The Dealey Plaza Historic District was pronounced a National Historic Landmark, 30 years after the assassination to mark the anniversary. This was to preserve Dealey Plaza, street rights-of-way, and structures by the plaza around the assassination site or possible assassination locations.
The Texas Capitol was finished in 1888 and was named a National Historic Landmark in 1986. It is located in Austin and is open to the general public daily. This historical location in Texas will fascinate history fans and those who are interested in the state’s politics.
A tour of the Texas Capitol gives visitors an up-close look at where the state’s laws have been formed for over a century. The Capitol is decorated with historical artwork, such as busts of former governors and noteworthy historical people.
The House Chamber to the west, which houses the old Governor’s Office, the Senate Chamber to the east, which houses the original Governor’s Office, and the Senate Chamber to the north. The Texas Capitol Visitors Center and a gift store are also located on the 22-acre site.
San Felipe de Austin
San Felipe de Austin is one of the places in the early 1800s, where settlers began to construct houses in Mexican Texas, and communities and colonies sprang up all across the region.

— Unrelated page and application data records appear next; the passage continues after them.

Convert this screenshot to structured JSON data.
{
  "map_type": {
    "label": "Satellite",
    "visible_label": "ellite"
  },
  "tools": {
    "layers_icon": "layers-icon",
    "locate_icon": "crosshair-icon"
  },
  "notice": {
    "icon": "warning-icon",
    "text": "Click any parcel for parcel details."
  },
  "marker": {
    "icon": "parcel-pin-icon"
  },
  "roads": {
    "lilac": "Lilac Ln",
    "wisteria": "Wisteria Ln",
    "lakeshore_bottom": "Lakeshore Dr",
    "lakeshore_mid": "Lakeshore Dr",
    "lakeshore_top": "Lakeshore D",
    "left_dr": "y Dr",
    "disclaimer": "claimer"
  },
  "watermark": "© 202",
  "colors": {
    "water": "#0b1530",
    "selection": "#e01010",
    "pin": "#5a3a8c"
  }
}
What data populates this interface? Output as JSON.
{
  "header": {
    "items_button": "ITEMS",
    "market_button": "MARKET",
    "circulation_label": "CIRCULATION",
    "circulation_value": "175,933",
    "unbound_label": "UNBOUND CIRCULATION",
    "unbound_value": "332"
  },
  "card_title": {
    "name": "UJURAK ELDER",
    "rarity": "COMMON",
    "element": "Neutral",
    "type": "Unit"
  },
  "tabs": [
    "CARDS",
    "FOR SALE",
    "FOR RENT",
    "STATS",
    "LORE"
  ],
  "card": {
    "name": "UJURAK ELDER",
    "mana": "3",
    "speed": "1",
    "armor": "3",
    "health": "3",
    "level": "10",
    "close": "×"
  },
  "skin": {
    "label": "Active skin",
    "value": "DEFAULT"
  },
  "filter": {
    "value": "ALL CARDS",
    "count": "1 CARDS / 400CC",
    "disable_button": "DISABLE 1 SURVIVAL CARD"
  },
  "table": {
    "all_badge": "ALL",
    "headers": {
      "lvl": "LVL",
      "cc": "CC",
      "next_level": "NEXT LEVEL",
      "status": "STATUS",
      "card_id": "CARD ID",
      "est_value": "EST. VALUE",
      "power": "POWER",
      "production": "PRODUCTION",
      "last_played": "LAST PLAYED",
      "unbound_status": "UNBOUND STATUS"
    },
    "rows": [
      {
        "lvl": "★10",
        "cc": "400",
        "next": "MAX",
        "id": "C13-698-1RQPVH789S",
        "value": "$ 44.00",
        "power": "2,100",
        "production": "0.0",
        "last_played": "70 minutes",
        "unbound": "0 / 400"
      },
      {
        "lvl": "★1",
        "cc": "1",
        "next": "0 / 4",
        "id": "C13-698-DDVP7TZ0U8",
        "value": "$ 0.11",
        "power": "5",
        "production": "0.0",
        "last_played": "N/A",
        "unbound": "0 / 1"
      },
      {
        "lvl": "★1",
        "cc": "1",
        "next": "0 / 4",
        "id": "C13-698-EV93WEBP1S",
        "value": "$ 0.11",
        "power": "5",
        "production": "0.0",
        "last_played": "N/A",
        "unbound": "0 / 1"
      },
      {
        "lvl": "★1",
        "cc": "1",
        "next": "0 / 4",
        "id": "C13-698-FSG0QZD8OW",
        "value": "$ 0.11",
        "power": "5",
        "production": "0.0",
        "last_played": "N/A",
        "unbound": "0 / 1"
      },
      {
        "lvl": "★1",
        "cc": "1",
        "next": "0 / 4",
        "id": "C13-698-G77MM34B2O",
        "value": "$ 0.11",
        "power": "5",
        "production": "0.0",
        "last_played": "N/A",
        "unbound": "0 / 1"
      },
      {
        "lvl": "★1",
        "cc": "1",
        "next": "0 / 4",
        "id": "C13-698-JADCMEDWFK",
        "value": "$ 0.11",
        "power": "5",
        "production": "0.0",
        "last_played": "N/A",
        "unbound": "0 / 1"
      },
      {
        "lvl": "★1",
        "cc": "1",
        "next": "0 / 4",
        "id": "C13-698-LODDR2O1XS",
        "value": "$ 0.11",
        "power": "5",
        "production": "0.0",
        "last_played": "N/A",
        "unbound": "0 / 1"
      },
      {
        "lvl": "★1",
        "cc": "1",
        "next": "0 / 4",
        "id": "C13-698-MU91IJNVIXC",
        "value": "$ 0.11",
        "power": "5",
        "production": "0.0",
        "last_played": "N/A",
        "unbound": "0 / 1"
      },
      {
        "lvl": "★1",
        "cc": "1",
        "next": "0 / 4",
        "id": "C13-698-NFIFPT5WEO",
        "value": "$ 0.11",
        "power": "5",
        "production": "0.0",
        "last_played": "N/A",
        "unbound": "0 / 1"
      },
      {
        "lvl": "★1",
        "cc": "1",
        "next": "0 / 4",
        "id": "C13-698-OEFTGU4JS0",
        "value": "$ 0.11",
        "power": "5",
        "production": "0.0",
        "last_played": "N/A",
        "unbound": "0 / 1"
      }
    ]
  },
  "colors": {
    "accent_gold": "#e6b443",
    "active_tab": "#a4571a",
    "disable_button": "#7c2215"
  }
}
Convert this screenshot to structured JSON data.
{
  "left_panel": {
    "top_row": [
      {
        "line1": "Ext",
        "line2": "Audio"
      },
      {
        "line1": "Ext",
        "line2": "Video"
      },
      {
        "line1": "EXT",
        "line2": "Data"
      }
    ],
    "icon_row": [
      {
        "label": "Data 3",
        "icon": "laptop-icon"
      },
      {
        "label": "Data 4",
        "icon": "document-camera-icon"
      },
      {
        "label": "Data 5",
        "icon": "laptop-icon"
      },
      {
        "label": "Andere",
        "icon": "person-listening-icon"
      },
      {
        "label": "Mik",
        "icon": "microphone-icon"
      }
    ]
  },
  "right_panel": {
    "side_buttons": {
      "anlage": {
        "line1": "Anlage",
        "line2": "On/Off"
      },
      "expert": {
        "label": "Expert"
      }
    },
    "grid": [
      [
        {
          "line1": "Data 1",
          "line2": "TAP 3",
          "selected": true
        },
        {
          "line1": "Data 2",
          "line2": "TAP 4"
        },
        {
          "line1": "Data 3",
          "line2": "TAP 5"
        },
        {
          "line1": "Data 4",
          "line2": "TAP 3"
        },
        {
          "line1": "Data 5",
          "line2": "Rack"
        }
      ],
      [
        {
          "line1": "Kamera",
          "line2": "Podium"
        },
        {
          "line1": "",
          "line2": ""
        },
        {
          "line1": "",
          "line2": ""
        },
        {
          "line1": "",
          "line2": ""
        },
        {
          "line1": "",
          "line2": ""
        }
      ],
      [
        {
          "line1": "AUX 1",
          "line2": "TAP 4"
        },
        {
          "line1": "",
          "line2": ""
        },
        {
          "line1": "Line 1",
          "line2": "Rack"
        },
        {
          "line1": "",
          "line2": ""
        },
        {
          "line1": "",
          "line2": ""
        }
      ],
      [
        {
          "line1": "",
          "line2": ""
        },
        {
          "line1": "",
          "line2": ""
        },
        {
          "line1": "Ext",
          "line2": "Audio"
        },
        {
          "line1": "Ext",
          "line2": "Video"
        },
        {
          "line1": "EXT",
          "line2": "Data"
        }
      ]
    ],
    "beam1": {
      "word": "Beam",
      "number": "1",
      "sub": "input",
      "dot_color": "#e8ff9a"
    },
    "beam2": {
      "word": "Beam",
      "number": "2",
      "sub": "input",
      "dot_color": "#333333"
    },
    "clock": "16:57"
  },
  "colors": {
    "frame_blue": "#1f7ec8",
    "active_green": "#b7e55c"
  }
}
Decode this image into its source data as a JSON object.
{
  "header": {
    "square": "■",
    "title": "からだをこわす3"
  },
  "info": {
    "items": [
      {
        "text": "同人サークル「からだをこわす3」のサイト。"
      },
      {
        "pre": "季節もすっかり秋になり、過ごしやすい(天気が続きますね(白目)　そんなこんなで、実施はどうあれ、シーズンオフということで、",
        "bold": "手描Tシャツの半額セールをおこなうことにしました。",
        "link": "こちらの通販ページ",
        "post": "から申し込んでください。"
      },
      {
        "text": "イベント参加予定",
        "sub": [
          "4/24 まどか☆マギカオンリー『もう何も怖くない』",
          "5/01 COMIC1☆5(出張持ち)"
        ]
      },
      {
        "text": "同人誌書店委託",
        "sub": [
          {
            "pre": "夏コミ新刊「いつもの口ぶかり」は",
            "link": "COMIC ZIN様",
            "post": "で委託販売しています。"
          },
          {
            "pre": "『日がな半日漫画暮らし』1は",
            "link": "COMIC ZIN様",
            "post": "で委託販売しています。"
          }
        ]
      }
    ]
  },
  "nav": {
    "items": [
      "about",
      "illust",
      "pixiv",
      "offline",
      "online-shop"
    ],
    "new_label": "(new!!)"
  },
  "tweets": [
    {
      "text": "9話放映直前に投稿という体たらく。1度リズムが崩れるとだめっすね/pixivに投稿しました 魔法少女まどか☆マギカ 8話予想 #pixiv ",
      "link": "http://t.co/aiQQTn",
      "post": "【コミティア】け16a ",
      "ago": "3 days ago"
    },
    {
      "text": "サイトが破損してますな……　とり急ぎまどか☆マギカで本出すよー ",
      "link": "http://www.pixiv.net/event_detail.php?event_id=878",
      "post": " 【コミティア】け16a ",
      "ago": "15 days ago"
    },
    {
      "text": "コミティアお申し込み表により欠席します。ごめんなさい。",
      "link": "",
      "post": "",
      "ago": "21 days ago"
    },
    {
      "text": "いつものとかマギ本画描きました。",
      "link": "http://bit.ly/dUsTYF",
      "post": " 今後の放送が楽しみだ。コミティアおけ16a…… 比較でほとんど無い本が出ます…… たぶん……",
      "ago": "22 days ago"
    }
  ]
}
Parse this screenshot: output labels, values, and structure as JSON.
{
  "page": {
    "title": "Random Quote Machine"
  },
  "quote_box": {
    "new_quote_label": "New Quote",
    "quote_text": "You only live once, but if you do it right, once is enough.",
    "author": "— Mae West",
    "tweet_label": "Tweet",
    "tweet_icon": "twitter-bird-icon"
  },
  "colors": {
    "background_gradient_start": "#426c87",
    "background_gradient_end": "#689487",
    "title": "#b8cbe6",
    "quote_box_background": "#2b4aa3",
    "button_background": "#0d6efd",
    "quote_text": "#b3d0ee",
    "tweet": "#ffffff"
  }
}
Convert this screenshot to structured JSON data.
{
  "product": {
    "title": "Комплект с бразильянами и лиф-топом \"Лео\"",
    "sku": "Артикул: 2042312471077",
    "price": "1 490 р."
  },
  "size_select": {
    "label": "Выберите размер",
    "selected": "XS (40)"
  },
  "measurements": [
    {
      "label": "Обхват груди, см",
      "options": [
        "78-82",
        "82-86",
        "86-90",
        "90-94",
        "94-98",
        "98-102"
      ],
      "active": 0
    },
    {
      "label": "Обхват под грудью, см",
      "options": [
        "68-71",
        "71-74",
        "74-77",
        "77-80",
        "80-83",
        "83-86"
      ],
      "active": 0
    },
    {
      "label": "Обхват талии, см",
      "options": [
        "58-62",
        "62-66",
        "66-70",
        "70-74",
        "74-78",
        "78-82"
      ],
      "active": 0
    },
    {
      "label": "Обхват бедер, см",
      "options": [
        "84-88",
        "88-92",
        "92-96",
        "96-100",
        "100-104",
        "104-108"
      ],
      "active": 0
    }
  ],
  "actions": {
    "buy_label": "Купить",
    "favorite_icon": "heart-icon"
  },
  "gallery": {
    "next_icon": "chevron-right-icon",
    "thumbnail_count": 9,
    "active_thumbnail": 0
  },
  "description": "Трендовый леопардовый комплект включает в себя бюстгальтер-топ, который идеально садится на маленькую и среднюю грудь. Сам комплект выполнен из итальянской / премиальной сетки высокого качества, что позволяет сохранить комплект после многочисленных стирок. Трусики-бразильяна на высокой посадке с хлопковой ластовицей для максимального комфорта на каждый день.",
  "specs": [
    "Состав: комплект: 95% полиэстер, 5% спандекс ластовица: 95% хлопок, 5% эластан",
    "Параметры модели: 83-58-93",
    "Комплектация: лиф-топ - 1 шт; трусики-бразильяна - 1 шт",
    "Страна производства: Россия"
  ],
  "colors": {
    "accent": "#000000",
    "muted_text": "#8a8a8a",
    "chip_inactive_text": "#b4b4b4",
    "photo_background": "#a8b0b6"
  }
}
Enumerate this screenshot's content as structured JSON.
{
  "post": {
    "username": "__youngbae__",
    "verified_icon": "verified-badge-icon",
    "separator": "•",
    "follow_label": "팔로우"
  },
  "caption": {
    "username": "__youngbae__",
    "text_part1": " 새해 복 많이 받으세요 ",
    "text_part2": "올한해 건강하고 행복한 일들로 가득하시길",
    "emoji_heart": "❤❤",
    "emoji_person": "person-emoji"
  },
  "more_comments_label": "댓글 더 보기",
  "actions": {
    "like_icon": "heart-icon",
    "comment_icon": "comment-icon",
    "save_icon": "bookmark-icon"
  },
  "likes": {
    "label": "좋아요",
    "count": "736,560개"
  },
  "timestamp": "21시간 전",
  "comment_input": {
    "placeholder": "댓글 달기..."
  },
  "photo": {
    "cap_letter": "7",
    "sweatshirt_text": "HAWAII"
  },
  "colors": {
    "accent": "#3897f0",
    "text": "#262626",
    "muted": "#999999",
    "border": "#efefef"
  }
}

San Felipe de Austin is one of the historical sites in Texas managed by the state’s Historical Commission today and this site is one of such spots where Stephen F. Austin erected his colony’s headquarters in 1823.
Even though the colony was burned and destroyed when original inhabitants left during the Runaway Scrape of 1836, visitors at San Felipe de Austin can now explore the on-site museum, wander the historic grounds, and witness replicas of the colony’s original cabins.
The Alamo is one of the most recognized historical sites in Texas for visitors to enjoy.
This chapel was part of the mission complex and played an important role in the Spanish colonization of Texas and the state’s independence from Mexico.
A church and several old barracks are part of this historical site in San Antonio.
A museum with items from the revolution may be found inside the church. This comprises the state and national flags of all those who fought for Texas, as well as their personal belongings.
This museum chronicles the story of Texas from its beginnings as a colonial outpost to its independence. This is why it is considered one of the most famous historical sites in Texas.
There are many historical sites in Texas that can be visited by tourists and those seeking to learn about the rich American history. Some of the most popular historic sites in Texas are discussed in this article: The Alamo, Capitol Hill, and San Antonio Missions. Some of these iconic sites were scenes of the most famous battles in American history. The mission to take down Santa Anna and save San Antonio became a symbol of bravery and patriotism for Texans everywhere.
If you’re someone with a taste for history and politics, these texas historical sites have everything in the bag for you.